Emmett slowly rose at this slightest bit of hope and began to ascend the icy stairs.
“The graveyard. I forgot about this place.” Emmett thought out loud.
Each step became more difficult to climb. Winter’s claw had reached inside his throat and removed his breath. He had to stop. He turned to look behind him at the street below when he noticed them.
“If shadow’s had shadows.” he thought.
They suddenly arose from the depths of Mother’s white blanket A crack in his vision revealed these streams of whirling seducers of thought. He stood on the icy stairway, entranced, staring into its eye when suddenly her bark broke the spell.
He turned back towards the light and slowly continued up the stairs.
“Hello? Hello? Adeline?!” He yelled loudly enough to be heard by the living but softly enough as to not disturb the dead.
Graveyards always bothered him. That’s why he had never seen this one up close before. The locals loved it though, being the ghost story fanatics that they were. But not Emmett. Even on those occasions when he went into the bookstore across the street he had to make an effort to not think about the place across the street. And he forced himself not to look at it. Occasionally a glance would come his way accidentally. Those were long moments.
Below Emmett’s conscious thought was a decision to turn back and look at the bookstore. So he followed it.
Now there he was, looking right at it from the graveyard. An open mouth filled with literary teeth formed by the printed word. Forced to remain enslaved each word was buried and left to rot just like the bodies which lay buried across the street. Now useless, both are laid to rest.
The stairs ended as Emmett’s boots were now feeling the dirt below the snow. He was close to the light. He could hear Adeline’s breath.
“Why doesn’t he try to help me? Bastard! He’s gotta hear me by now. I hope it’s not that guy who works in the bookstore across the street. He’s weird and creepy, even for my taste. ” He thought to himself and then hoped deeply it was Mr. Pelingrass.
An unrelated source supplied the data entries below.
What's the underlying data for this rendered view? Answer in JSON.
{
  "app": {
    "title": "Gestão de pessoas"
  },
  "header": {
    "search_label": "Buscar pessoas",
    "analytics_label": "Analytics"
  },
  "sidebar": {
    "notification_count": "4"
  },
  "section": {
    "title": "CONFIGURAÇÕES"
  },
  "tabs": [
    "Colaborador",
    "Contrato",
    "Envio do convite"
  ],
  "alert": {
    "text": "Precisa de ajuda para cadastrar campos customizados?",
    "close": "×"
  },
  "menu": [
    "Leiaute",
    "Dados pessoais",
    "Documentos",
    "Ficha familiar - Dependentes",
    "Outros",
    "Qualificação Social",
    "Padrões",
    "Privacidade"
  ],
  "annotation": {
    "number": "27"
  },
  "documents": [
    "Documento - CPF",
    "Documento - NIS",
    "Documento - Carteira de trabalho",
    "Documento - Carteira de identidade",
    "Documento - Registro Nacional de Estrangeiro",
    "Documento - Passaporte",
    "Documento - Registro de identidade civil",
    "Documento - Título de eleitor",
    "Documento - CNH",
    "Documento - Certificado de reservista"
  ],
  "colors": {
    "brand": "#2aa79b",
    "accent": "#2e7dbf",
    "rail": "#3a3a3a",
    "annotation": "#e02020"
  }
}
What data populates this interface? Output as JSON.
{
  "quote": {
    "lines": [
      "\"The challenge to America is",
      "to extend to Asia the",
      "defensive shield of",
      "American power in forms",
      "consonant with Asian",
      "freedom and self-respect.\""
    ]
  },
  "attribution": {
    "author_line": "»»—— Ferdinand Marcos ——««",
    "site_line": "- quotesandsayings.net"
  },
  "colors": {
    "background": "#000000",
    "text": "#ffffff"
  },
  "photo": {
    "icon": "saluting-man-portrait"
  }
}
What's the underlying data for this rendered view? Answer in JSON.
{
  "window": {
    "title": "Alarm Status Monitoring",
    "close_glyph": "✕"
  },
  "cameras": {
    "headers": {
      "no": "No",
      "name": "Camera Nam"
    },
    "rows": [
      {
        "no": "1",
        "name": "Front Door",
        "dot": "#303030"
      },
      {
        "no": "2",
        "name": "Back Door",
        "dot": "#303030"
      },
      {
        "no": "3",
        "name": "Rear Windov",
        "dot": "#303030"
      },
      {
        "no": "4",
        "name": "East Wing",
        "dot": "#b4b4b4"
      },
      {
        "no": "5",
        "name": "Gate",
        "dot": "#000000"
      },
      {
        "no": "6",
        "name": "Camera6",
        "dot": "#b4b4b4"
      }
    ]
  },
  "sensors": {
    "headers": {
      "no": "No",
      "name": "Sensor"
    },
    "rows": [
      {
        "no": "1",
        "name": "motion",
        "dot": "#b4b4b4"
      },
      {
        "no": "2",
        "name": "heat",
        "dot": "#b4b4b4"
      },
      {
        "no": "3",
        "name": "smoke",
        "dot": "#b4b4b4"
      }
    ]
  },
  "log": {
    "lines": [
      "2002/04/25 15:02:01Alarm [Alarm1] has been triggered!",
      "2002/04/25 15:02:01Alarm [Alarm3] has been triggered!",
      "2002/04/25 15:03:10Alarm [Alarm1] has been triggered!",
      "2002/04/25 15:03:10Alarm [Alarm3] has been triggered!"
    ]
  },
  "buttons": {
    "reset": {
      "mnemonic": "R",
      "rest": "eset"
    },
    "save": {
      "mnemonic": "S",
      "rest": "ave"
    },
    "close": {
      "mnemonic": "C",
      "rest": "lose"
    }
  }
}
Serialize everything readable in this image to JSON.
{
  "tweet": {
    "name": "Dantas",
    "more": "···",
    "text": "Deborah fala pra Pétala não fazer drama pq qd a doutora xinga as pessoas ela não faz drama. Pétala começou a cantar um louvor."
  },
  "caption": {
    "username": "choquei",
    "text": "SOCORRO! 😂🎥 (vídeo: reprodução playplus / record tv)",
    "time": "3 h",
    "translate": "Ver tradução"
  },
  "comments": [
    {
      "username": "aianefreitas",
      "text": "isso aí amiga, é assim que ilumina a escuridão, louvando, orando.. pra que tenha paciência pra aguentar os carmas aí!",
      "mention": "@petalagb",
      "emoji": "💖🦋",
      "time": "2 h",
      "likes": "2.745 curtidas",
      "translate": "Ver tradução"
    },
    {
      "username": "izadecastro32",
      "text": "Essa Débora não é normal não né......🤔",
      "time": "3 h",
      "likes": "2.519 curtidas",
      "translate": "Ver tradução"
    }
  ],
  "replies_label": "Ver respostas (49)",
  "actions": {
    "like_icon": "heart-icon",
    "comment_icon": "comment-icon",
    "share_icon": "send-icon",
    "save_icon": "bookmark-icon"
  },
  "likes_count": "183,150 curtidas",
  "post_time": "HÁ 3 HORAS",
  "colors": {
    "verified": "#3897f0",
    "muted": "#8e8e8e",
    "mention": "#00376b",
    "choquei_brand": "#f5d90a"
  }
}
Emmett rarely went into The Reader's’ Den. He had probably only been in there a few times over the last twenty years of coming here. He usually brought his own book but every once in awhile would forget to bring it with him so instead of being bored to death after nightfall he would go into town and get one from The Reader’s Den. The last time he went in that guy was there again. He always stared at Emmett, no smile, no grin, no frown, no scowl, nothing, just empty staring. And the last time he went in the guy just appeared behind him in the Fiction nook and said,
“Please make sure to keep the cap on your drink sir. Otherwise it makes the books nervous.”
This made Emmett nervous. It was an odd comment coming from an odd man. Also thinking about it now Emmett remembered how they didn’t creak that day.
He looked up again and realized he had reached the top of the hill. The soft yellow light was emanating from a lantern that was perched in a small tree and shining through the thick flakes of snow and into an open grave.
Suddenly he started to feel woozy, abstract, although his vision seemed to expand, exposing every artery of thought.
“Is this real?”
The grave rose up to meet him.
“It is real.”
Emmett noticed that the snowflakes disappeared as they passed through its opening. He didn’t understand but knew he no longer needed someone to save him from the terrible storm. It was a revelation that suddenly became intuitive thought. If Emmett would not leave, he would never move on, living the life he chose to live and loving only the people he wanted to love. It was a choice he could not make until now.
He noticed Adeline at his side. Her breath created a cloud of life around her. He smiled at her and she wagged her tail. It really was here.
“It’s okay girl, I’m coming too.”
Emmett crouched down next to her and gently caressed her smooth coat. She leaned into him.
Their shadows became shadows.
The snow began to fall into the open grave, landing gently on the boy’s face, becoming tears.